Records excerpted from a collection:
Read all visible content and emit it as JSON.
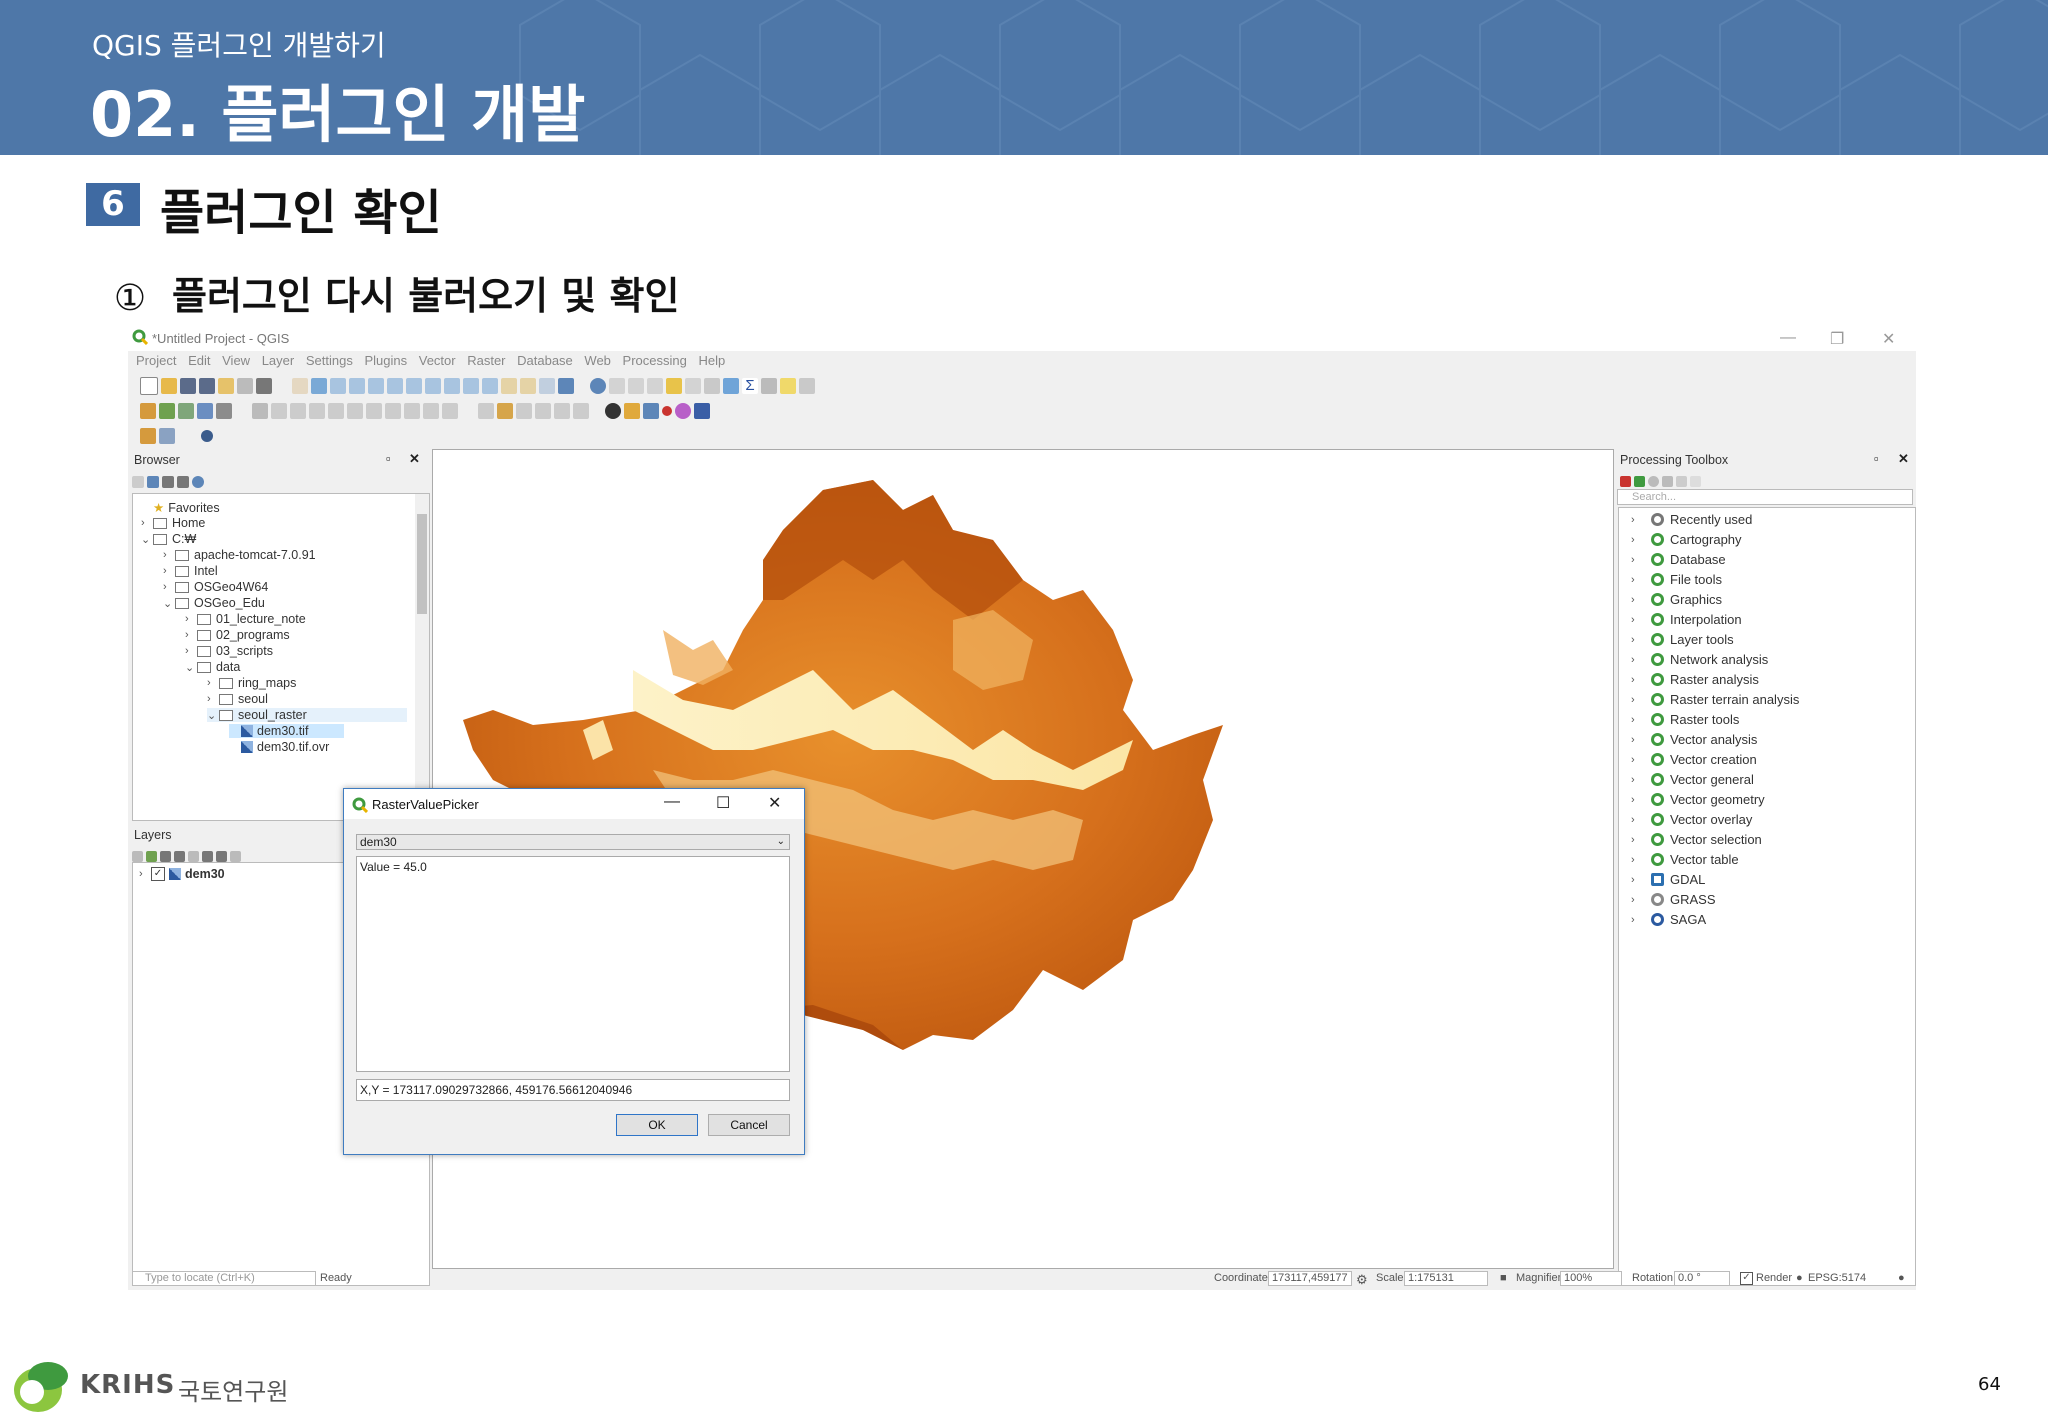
{
  "slide": {
    "subtitle": "QGIS 플러그인 개발하기",
    "title": "02. 플러그인 개발",
    "section_number": "6",
    "section_title": "플러그인 확인",
    "step_marker": "①",
    "step_text": "플러그인 다시 불러오기 및 확인",
    "org_name": "KRIHS",
    "org_name_kr": "국토연구원",
    "page_number": "64",
    "banner_color": "#4e77a8"
  },
  "qgis": {
    "window_title": "*Untitled Project - QGIS",
    "menu": [
      "Project",
      "Edit",
      "View",
      "Layer",
      "Settings",
      "Plugins",
      "Vector",
      "Raster",
      "Database",
      "Web",
      "Processing",
      "Help"
    ],
    "browser": {
      "title": "Browser",
      "items": [
        {
          "label": "Favorites",
          "icon": "star-icon"
        },
        {
          "label": "Home",
          "icon": "home-icon"
        },
        {
          "label": "C:₩",
          "icon": "folder-icon"
        },
        {
          "label": "apache-tomcat-7.0.91",
          "icon": "folder-icon"
        },
        {
          "label": "Intel",
          "icon": "folder-icon"
        },
        {
          "label": "OSGeo4W64",
          "icon": "folder-icon"
        },
        {
          "label": "OSGeo_Edu",
          "icon": "folder-icon"
        },
        {
          "label": "01_lecture_note",
          "icon": "folder-icon"
        },
        {
          "label": "02_programs",
          "icon": "folder-icon"
        },
        {
          "label": "03_scripts",
          "icon": "folder-icon"
        },
        {
          "label": "data",
          "icon": "folder-icon"
        },
        {
          "label": "ring_maps",
          "icon": "folder-icon"
        },
        {
          "label": "seoul",
          "icon": "folder-icon"
        },
        {
          "label": "seoul_raster",
          "icon": "folder-icon"
        },
        {
          "label": "dem30.tif",
          "icon": "raster-icon"
        },
        {
          "label": "dem30.tif.ovr",
          "icon": "raster-icon"
        }
      ]
    },
    "layers": {
      "title": "Layers",
      "items": [
        {
          "label": "dem30",
          "checked": true
        }
      ]
    },
    "toolbox": {
      "title": "Processing Toolbox",
      "search_placeholder": "Search...",
      "items": [
        "Recently used",
        "Cartography",
        "Database",
        "File tools",
        "Graphics",
        "Interpolation",
        "Layer tools",
        "Network analysis",
        "Raster analysis",
        "Raster terrain analysis",
        "Raster tools",
        "Vector analysis",
        "Vector creation",
        "Vector general",
        "Vector geometry",
        "Vector overlay",
        "Vector selection",
        "Vector table",
        "GDAL",
        "GRASS",
        "SAGA"
      ]
    },
    "statusbar": {
      "locate_placeholder": "Type to locate (Ctrl+K)",
      "status": "Ready",
      "coordinate_label": "Coordinate",
      "coordinate_value": "173117,459177",
      "scale_label": "Scale",
      "scale_value": "1:175131",
      "magnifier_label": "Magnifier",
      "magnifier_value": "100%",
      "rotation_label": "Rotation",
      "rotation_value": "0.0 °",
      "render_label": "Render",
      "crs": "EPSG:5174"
    }
  },
  "dialog": {
    "title": "RasterValuePicker",
    "layer": "dem30",
    "value_text": "Value = 45.0",
    "xy_text": "X,Y = 173117.09029732866, 459176.56612040946",
    "ok_label": "OK",
    "cancel_label": "Cancel"
  }
}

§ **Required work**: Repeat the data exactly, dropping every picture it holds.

§ **Answer to this task**:
Read all visible content and emit it as JSON.
{
  "slide": {
    "subtitle": "QGIS 플러그인 개발하기",
    "title": "02. 플러그인 개발",
    "section_number": "6",
    "section_title": "플러그인 확인",
    "step_marker": "①",
    "step_text": "플러그인 다시 불러오기 및 확인",
    "org_name": "KRIHS",
    "org_name_kr": "국토연구원",
    "page_number": "64",
    "banner_color": "#4e77a8"
  },
  "qgis": {
    "window_title": "*Untitled Project - QGIS",
    "menu": [
      "Project",
      "Edit",
      "View",
      "Layer",
      "Settings",
      "Plugins",
      "Vector",
      "Raster",
      "Database",
      "Web",
      "Processing",
      "Help"
    ],
    "browser": {
      "title": "Browser",
      "items": [
        {
          "label": "Favorites",
          "icon": "star-icon"
        },
        {
          "label": "Home",
          "icon": "home-icon"
        },
        {
          "label": "C:₩",
          "icon": "folder-icon"
        },
        {
          "label": "apache-tomcat-7.0.91",
          "icon": "folder-icon"
        },
        {
          "label": "Intel",
          "icon": "folder-icon"
        },
        {
          "label": "OSGeo4W64",
          "icon": "folder-icon"
        },
        {
          "label": "OSGeo_Edu",
          "icon": "folder-icon"
        },
        {
          "label": "01_lecture_note",
          "icon": "folder-icon"
        },
        {
          "label": "02_programs",
          "icon": "folder-icon"
        },
        {
          "label": "03_scripts",
          "icon": "folder-icon"
        },
        {
          "label": "data",
          "icon": "folder-icon"
        },
        {
          "label": "ring_maps",
          "icon": "folder-icon"
        },
        {
          "label": "seoul",
          "icon": "folder-icon"
        },
        {
          "label": "seoul_raster",
          "icon": "folder-icon"
        },
        {
          "label": "dem30.tif",
          "icon": "raster-icon"
        },
        {
          "label": "dem30.tif.ovr",
          "icon": "raster-icon"
        }
      ]
    },
    "layers": {
      "title": "Layers",
      "items": [
        {
          "label": "dem30",
          "checked": true
        }
      ]
    },
    "toolbox": {
      "title": "Processing Toolbox",
      "search_placeholder": "Search...",
      "items": [
        "Recently used",
        "Cartography",
        "Database",
        "File tools",
        "Graphics",
        "Interpolation",
        "Layer tools",
        "Network analysis",
        "Raster analysis",
        "Raster terrain analysis",
        "Raster tools",
        "Vector analysis",
        "Vector creation",
        "Vector general",
        "Vector geometry",
        "Vector overlay",
        "Vector selection",
        "Vector table",
        "GDAL",
        "GRASS",
        "SAGA"
      ]
    },
    "statusbar": {
      "locate_placeholder": "Type to locate (Ctrl+K)",
      "status": "Ready",
      "coordinate_label": "Coordinate",
      "coordinate_value": "173117,459177",
      "scale_label": "Scale",
      "scale_value": "1:175131",
      "magnifier_label": "Magnifier",
      "magnifier_value": "100%",
      "rotation_label": "Rotation",
      "rotation_value": "0.0 °",
      "render_label": "Render",
      "crs": "EPSG:5174"
    }
  },
  "dialog": {
    "title": "RasterValuePicker",
    "layer": "dem30",
    "value_text": "Value = 45.0",
    "xy_text": "X,Y = 173117.09029732866, 459176.56612040946",
    "ok_label": "OK",
    "cancel_label": "Cancel"
  }
}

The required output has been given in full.